(Interface dataset entries)
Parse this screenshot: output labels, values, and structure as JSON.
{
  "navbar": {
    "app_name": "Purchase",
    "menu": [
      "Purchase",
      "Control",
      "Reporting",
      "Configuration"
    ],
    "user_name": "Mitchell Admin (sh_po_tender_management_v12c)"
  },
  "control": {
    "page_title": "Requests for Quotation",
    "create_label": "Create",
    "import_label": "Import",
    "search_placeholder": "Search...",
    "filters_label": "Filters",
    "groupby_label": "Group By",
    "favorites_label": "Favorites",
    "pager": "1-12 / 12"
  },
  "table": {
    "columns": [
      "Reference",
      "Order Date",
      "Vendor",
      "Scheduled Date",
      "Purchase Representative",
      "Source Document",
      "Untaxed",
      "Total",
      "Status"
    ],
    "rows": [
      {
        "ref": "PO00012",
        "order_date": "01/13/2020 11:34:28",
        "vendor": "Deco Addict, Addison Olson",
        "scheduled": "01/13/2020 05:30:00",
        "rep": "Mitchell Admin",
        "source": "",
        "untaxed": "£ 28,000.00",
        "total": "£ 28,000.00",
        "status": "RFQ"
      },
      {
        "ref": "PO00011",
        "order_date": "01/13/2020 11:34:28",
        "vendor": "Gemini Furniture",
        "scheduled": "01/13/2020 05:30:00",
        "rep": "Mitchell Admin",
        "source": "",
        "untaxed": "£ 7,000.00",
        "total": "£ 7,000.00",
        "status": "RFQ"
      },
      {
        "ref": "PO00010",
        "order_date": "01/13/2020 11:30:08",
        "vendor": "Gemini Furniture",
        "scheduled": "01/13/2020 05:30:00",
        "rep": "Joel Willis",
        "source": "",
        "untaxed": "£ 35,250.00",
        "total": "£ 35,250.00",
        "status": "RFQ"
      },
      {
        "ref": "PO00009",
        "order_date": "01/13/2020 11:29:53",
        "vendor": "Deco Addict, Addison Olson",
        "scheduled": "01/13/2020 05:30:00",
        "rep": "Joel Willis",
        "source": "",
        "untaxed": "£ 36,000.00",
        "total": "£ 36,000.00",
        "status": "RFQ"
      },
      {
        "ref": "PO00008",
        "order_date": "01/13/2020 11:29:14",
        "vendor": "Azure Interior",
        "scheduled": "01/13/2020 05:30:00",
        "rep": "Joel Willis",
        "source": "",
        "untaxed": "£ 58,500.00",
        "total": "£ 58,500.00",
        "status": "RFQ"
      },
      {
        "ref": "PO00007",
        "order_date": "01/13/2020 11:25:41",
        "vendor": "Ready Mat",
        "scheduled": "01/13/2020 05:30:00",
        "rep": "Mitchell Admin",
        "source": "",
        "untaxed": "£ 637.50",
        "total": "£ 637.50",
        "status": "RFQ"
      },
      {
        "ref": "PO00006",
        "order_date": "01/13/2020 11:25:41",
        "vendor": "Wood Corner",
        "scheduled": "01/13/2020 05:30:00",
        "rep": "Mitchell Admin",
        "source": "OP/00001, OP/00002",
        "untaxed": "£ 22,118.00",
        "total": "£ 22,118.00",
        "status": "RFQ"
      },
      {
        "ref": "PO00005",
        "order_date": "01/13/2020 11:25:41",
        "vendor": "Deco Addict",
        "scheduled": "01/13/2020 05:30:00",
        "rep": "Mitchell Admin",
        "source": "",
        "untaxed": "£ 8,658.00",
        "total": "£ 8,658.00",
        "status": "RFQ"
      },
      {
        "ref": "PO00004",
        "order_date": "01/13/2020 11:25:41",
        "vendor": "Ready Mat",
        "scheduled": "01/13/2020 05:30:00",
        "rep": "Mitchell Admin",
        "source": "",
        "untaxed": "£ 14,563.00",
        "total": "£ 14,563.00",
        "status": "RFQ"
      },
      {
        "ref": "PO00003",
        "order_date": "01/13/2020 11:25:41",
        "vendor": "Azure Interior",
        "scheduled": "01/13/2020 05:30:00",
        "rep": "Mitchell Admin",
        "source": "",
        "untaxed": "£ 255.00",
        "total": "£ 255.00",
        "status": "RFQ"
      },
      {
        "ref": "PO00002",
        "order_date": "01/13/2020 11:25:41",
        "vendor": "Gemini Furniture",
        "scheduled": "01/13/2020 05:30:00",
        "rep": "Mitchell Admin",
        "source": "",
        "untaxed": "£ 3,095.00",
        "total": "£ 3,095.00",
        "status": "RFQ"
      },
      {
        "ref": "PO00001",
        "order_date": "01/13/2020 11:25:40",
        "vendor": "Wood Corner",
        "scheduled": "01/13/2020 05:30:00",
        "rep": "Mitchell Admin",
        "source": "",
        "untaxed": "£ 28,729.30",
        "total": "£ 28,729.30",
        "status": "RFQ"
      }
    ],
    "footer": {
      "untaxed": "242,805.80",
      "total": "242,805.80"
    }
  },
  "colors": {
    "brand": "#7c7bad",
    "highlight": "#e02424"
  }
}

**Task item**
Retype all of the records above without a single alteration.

**Exercise answer**
Parse this screenshot: output labels, values, and structure as JSON.
{
  "navbar": {
    "app_name": "Purchase",
    "menu": [
      "Purchase",
      "Control",
      "Reporting",
      "Configuration"
    ],
    "user_name": "Mitchell Admin (sh_po_tender_management_v12c)"
  },
  "control": {
    "page_title": "Requests for Quotation",
    "create_label": "Create",
    "import_label": "Import",
    "search_placeholder": "Search...",
    "filters_label": "Filters",
    "groupby_label": "Group By",
    "favorites_label": "Favorites",
    "pager": "1-12 / 12"
  },
  "table": {
    "columns": [
      "Reference",
      "Order Date",
      "Vendor",
      "Scheduled Date",
      "Purchase Representative",
      "Source Document",
      "Untaxed",
      "Total",
      "Status"
    ],
    "rows": [
      {
        "ref": "PO00012",
        "order_date": "01/13/2020 11:34:28",
        "vendor": "Deco Addict, Addison Olson",
        "scheduled": "01/13/2020 05:30:00",
        "rep": "Mitchell Admin",
        "source": "",
        "untaxed": "£ 28,000.00",
        "total": "£ 28,000.00",
        "status": "RFQ"
      },
      {
        "ref": "PO00011",
        "order_date": "01/13/2020 11:34:28",
        "vendor": "Gemini Furniture",
        "scheduled": "01/13/2020 05:30:00",
        "rep": "Mitchell Admin",
        "source": "",
        "untaxed": "£ 7,000.00",
        "total": "£ 7,000.00",
        "status": "RFQ"
      },
      {
        "ref": "PO00010",
        "order_date": "01/13/2020 11:30:08",
        "vendor": "Gemini Furniture",
        "scheduled": "01/13/2020 05:30:00",
        "rep": "Joel Willis",
        "source": "",
        "untaxed": "£ 35,250.00",
        "total": "£ 35,250.00",
        "status": "RFQ"
      },
      {
        "ref": "PO00009",
        "order_date": "01/13/2020 11:29:53",
        "vendor": "Deco Addict, Addison Olson",
        "scheduled": "01/13/2020 05:30:00",
        "rep": "Joel Willis",
        "source": "",
        "untaxed": "£ 36,000.00",
        "total": "£ 36,000.00",
        "status": "RFQ"
      },
      {
        "ref": "PO00008",
        "order_date": "01/13/2020 11:29:14",
        "vendor": "Azure Interior",
        "scheduled": "01/13/2020 05:30:00",
        "rep": "Joel Willis",
        "source": "",
        "untaxed": "£ 58,500.00",
        "total": "£ 58,500.00",
        "status": "RFQ"
      },
      {
        "ref": "PO00007",
        "order_date": "01/13/2020 11:25:41",
        "vendor": "Ready Mat",
        "scheduled": "01/13/2020 05:30:00",
        "rep": "Mitchell Admin",
        "source": "",
        "untaxed": "£ 637.50",
        "total": "£ 637.50",
        "status": "RFQ"
      },
      {
        "ref": "PO00006",
        "order_date": "01/13/2020 11:25:41",
        "vendor": "Wood Corner",
        "scheduled": "01/13/2020 05:30:00",
        "rep": "Mitchell Admin",
        "source": "OP/00001, OP/00002",
        "untaxed": "£ 22,118.00",
        "total": "£ 22,118.00",
        "status": "RFQ"
      },
      {
        "ref": "PO00005",
        "order_date": "01/13/2020 11:25:41",
        "vendor": "Deco Addict",
        "scheduled": "01/13/2020 05:30:00",
        "rep": "Mitchell Admin",
        "source": "",
        "untaxed": "£ 8,658.00",
        "total": "£ 8,658.00",
        "status": "RFQ"
      },
      {
        "ref": "PO00004",
        "order_date": "01/13/2020 11:25:41",
        "vendor": "Ready Mat",
        "scheduled": "01/13/2020 05:30:00",
        "rep": "Mitchell Admin",
        "source": "",
        "untaxed": "£ 14,563.00",
        "total": "£ 14,563.00",
        "status": "RFQ"
      },
      {
        "ref": "PO00003",
        "order_date": "01/13/2020 11:25:41",
        "vendor": "Azure Interior",
        "scheduled": "01/13/2020 05:30:00",
        "rep": "Mitchell Admin",
        "source": "",
        "untaxed": "£ 255.00",
        "total": "£ 255.00",
        "status": "RFQ"
      },
      {
        "ref": "PO00002",
        "order_date": "01/13/2020 11:25:41",
        "vendor": "Gemini Furniture",
        "scheduled": "01/13/2020 05:30:00",
        "rep": "Mitchell Admin",
        "source": "",
        "untaxed": "£ 3,095.00",
        "total": "£ 3,095.00",
        "status": "RFQ"
      },
      {
        "ref": "PO00001",
        "order_date": "01/13/2020 11:25:40",
        "vendor": "Wood Corner",
        "scheduled": "01/13/2020 05:30:00",
        "rep": "Mitchell Admin",
        "source": "",
        "untaxed": "£ 28,729.30",
        "total": "£ 28,729.30",
        "status": "RFQ"
      }
    ],
    "footer": {
      "untaxed": "242,805.80",
      "total": "242,805.80"
    }
  },
  "colors": {
    "brand": "#7c7bad",
    "highlight": "#e02424"
  }
}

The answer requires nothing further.